"I'd say it's more surreal when the game is not going on," Jones said. "Once the game starts, everything else shuts off and I go into compete mode. I don't have time to really be thinking about, 'Wow, this is the big leagues.' But beforehand and after the fact, it sinks in a lot.
"But I'm comfortable here," he said. "It's not the same thing, but when I first got drafted I was in Everett. So I'm pretty used to the area. And Safeco as a home field, I feel like it's an honor. It's a great home field and I love the fans and stuff. I'm happy here."
Seager out of lineup with flu on his giveaway night
SEATTLE -- Mariners third baseman Kyle Seager missed his second straight game Saturday due to a flu-like illness that hit him prior to Friday's series opener with the Royals.
Seager was with the team Saturday, but not in the lineup, as utility infielder Willie Bloomquist got the call again at third on a night that featured a Seager bat giveaway for all kids aged 14 and under at Safeco Field.
"He was pretty sick last night, so we're going to hold him out," said manager Lloyd McClendon.
Seager is the third Mariners player to come down with the flu in the past two weeks. Catcher Mike Zunino dealt with a similar illness on the day the team traveled to New York on April 28, though he was able to play the next night against the Yankees.
Pitcher Felix Hernandez lost nine pounds in two days and said he was physically drained in his May 2 start in Houston, when he was only able to go five innings.
Now Seager is temporarily sidelined, which takes one of Seattle's hotter bats out of the lineup. After a slow start, Seager won American League co-Player of the Week honors for April 21-27 and he's batted .340 (18-for-53) with five home runs and 17 RBIs over his last 14 games.
• After holding the Royals to 1-for-12 with runners in scoring position Friday, the Mariners had limited opponents to a .083 average (3-for-36) in that situation over a five-game stretch. Going into Saturday's game, the Mariners were first in the Majors with their .191 opponent's batting average with RISP.

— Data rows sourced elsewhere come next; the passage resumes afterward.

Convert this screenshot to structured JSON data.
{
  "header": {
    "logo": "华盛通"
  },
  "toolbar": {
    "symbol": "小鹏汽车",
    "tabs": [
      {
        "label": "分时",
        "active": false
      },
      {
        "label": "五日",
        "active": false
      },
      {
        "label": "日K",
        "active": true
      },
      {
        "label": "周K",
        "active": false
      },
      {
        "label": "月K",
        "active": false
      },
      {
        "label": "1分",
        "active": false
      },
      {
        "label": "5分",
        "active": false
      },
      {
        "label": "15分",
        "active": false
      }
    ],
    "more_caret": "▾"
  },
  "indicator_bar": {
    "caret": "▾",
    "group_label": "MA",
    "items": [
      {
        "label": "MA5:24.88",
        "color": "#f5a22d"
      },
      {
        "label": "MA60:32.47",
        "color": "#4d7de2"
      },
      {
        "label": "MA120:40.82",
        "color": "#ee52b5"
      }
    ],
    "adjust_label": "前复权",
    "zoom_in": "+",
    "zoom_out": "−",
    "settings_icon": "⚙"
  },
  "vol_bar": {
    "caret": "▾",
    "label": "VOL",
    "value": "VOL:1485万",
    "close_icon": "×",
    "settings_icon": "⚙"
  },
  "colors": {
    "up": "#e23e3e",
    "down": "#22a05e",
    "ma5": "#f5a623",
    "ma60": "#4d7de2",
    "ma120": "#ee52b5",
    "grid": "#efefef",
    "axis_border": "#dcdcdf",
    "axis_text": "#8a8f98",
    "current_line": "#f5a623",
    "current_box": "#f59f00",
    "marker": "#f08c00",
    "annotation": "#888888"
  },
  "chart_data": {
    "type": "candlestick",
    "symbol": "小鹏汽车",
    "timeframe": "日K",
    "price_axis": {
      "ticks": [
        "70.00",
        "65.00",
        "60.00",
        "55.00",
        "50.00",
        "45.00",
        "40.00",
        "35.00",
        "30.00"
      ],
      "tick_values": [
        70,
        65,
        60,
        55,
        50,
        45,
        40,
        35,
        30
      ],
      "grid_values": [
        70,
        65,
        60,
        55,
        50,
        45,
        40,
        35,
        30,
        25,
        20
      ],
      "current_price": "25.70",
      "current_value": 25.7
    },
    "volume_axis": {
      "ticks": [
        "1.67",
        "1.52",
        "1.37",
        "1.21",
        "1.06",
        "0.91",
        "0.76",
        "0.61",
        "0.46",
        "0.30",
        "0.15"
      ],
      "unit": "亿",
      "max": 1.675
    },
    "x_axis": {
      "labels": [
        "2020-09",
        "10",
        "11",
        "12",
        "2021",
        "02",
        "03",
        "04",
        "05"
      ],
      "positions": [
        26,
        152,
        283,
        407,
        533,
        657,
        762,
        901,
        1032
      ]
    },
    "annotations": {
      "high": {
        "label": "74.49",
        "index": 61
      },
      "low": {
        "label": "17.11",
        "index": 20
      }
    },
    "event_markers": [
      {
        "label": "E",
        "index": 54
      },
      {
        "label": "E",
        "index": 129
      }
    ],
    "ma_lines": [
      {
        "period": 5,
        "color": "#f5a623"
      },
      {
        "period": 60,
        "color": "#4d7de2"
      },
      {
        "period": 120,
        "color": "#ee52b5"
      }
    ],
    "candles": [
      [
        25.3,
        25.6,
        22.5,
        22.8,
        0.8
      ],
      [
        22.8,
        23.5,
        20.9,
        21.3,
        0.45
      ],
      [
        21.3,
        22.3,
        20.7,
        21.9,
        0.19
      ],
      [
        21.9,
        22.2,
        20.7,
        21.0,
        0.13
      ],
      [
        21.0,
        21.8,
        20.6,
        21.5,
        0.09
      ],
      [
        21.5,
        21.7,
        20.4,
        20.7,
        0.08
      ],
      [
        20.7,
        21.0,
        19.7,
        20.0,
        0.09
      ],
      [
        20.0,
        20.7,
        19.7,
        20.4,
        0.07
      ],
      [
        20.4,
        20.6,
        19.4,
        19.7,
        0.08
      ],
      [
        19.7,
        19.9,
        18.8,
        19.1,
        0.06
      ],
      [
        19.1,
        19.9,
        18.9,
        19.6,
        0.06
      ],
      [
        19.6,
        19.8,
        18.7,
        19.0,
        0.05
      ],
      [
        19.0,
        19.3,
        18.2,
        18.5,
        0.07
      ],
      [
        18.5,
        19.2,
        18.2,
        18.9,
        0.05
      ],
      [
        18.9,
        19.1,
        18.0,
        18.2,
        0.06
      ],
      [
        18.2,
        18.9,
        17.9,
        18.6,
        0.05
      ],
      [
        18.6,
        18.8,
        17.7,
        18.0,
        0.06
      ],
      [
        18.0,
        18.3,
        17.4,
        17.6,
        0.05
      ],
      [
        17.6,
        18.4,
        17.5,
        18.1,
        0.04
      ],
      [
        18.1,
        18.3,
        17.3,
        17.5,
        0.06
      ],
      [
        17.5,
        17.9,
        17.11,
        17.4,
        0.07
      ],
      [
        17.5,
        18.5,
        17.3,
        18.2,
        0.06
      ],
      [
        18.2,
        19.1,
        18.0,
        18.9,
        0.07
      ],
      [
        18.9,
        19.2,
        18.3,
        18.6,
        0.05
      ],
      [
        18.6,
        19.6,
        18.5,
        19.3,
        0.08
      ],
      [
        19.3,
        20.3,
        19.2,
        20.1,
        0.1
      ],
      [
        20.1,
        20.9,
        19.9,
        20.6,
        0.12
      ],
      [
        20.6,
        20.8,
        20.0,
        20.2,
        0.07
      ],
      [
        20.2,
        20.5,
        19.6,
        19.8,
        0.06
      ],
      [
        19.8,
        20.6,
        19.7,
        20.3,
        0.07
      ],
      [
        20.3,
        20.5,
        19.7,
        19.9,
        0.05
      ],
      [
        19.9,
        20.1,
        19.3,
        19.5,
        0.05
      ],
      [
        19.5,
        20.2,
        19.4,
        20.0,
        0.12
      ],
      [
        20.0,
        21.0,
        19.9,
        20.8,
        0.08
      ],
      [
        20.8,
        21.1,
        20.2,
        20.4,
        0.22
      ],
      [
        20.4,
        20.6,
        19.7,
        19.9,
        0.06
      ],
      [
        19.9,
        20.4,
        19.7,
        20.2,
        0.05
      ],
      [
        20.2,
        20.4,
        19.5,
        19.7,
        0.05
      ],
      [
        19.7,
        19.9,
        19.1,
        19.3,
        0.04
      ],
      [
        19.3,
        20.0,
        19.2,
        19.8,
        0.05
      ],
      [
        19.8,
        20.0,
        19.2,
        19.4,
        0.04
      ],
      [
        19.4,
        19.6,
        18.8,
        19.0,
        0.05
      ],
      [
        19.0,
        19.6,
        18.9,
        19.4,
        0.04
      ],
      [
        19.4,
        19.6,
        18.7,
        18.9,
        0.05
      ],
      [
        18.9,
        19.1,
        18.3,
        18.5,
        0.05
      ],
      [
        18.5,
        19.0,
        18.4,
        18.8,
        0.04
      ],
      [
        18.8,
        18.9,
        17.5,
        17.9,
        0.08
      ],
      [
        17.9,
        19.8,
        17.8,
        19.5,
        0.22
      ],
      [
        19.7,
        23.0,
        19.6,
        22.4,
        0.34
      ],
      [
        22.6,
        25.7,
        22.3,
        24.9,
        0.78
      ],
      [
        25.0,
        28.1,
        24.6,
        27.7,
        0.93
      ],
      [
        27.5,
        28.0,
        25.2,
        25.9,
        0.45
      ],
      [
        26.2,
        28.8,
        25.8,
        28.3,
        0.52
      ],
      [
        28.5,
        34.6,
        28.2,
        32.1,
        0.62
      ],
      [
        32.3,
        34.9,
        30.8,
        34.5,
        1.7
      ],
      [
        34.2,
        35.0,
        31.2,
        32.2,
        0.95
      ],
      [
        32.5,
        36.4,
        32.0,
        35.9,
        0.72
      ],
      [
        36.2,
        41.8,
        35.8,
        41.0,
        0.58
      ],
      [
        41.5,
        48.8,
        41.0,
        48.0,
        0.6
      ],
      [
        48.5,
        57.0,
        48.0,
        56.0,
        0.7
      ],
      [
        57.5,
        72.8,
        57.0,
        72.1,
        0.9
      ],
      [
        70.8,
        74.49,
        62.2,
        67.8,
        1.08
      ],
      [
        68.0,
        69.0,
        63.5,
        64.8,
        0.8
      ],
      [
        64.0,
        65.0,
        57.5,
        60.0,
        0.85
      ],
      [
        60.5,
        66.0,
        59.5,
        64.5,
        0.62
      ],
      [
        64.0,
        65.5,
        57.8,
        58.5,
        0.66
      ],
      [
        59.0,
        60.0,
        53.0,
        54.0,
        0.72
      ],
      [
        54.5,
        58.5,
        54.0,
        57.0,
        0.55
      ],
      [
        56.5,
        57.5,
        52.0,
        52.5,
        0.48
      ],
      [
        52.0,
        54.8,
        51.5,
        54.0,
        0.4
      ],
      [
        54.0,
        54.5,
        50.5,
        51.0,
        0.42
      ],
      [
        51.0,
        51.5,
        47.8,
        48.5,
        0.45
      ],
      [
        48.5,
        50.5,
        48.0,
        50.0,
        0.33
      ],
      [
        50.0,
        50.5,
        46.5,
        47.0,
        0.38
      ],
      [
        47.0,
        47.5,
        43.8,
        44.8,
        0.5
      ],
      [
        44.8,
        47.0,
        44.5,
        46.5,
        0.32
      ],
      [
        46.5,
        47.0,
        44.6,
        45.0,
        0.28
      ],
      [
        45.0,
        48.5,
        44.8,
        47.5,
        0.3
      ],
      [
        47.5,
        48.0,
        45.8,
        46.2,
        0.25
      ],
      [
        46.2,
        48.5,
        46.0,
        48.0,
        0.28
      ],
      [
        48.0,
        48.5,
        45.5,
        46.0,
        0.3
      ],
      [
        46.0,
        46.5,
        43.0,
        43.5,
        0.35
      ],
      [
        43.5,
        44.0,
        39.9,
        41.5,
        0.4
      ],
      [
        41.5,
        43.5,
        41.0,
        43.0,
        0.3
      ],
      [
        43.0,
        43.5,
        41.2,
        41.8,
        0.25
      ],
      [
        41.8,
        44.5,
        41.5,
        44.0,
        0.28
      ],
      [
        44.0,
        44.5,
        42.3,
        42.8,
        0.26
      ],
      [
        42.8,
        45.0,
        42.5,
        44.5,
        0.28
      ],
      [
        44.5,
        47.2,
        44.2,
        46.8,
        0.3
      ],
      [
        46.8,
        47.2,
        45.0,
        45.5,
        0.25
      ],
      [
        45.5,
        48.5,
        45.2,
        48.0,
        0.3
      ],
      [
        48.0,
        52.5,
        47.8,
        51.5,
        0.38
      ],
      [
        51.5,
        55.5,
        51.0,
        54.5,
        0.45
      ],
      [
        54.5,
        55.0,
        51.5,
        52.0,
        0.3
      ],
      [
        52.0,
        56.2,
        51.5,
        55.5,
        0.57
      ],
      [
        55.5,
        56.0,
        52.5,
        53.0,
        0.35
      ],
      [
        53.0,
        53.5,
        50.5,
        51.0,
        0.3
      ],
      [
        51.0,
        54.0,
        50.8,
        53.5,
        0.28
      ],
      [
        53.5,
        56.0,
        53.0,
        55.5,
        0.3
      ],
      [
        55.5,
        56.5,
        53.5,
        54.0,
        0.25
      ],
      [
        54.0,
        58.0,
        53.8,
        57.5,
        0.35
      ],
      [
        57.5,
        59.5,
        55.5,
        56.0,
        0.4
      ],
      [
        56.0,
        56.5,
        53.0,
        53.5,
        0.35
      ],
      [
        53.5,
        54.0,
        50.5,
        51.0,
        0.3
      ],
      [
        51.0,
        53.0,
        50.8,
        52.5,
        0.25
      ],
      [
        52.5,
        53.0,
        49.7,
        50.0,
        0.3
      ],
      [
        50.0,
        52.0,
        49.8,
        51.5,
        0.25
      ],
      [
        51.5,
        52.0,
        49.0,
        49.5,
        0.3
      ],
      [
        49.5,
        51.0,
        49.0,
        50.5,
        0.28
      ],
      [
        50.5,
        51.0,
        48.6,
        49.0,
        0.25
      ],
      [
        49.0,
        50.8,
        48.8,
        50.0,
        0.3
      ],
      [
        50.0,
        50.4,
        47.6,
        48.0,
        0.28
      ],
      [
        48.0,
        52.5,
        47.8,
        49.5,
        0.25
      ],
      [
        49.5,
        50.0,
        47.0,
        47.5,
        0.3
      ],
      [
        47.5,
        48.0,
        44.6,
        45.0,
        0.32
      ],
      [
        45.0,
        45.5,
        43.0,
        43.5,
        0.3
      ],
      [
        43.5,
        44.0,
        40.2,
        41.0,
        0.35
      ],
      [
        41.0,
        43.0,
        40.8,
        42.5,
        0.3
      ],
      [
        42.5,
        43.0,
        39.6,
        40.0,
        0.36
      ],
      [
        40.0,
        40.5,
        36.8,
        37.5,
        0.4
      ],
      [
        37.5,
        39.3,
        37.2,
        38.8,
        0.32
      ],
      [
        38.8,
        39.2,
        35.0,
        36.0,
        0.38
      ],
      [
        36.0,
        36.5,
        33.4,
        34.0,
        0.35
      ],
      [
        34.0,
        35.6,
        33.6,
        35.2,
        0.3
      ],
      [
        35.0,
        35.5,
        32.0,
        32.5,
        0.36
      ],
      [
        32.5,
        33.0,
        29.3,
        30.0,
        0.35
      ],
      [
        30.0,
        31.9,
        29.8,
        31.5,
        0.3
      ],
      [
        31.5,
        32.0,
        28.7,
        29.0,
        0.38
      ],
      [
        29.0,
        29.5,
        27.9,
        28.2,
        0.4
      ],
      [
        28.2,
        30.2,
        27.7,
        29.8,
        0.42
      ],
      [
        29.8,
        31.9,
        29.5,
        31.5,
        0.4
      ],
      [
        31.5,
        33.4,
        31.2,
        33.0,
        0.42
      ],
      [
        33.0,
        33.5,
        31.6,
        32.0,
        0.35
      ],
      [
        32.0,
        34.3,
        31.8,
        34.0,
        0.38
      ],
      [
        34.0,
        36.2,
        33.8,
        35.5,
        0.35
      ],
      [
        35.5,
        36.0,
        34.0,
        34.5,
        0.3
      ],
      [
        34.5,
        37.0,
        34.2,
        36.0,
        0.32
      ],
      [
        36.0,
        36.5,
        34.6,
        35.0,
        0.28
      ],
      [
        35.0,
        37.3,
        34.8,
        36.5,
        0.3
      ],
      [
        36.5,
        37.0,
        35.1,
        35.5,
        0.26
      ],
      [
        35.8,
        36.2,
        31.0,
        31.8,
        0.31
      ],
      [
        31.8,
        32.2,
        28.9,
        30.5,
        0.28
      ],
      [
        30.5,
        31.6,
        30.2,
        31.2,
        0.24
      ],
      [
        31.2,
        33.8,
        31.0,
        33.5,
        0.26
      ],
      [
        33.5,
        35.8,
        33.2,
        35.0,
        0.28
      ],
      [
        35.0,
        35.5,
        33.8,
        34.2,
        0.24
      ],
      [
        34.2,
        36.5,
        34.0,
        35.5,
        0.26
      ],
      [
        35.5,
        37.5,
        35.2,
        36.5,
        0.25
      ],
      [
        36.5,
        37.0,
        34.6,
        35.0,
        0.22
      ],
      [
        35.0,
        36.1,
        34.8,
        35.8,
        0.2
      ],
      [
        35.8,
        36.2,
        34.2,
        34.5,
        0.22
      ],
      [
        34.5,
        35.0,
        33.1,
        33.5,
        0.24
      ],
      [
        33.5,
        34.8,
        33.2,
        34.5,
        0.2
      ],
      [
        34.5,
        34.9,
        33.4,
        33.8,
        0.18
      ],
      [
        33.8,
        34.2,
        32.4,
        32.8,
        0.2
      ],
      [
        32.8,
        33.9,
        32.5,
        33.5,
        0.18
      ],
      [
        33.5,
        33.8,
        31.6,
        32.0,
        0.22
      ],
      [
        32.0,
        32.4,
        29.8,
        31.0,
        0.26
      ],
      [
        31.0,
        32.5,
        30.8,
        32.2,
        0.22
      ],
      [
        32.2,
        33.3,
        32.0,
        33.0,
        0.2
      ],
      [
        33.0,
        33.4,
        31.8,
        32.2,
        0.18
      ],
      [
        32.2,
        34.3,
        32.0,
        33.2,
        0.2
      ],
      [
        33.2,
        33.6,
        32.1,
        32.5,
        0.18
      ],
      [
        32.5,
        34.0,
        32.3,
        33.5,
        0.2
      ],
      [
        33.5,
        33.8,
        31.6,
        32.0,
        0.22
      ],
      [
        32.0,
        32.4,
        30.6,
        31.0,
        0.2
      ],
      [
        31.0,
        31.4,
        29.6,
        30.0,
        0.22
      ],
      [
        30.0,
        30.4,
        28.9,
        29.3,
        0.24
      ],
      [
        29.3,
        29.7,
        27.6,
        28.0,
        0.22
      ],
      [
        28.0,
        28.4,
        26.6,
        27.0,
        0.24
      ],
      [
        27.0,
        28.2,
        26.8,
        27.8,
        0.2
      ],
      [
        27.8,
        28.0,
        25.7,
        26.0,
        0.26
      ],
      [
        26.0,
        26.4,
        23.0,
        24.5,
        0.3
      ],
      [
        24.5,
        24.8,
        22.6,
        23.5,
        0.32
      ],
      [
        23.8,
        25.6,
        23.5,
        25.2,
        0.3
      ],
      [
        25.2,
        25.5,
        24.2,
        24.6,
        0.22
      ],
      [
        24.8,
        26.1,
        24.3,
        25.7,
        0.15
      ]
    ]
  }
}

• Brandon Maurer became the first pitcher since Brooklyn's Dick Robertson in 1918 to allow at least 14 hits without an extra-base hit, a walk or a strikeout in one game when he pulled that feat in Friday's 6-1 loss to the Royals. Maurer allowed 14 hits in 7 1/3 innings, allowing all six runs, four of which were earned.
• Third baseman Patrick Kivlehan, the Mariners fourth-round Draft pick out of Rutgers in 2012, was promoted from Class A Advanced High Desert to Double-A Jackson on Saturday after hitting .292 with nine home runs and 35 RBIs in 34 games.
• Right-handed reliever Mike MacDougal, 37, has signed a Minor League deal with the Mariners and will report to Triple-A Tacoma. MacDougal is a 12-year veteran who hasn't pitched in the Majors since 2012 when he appeared in seven games for the Dodgers. MacDougal has 71 career saves and a 4.00 ERA in 409 appearances with the Royals, White Sox, Nationals, Cardinals and Dodgers.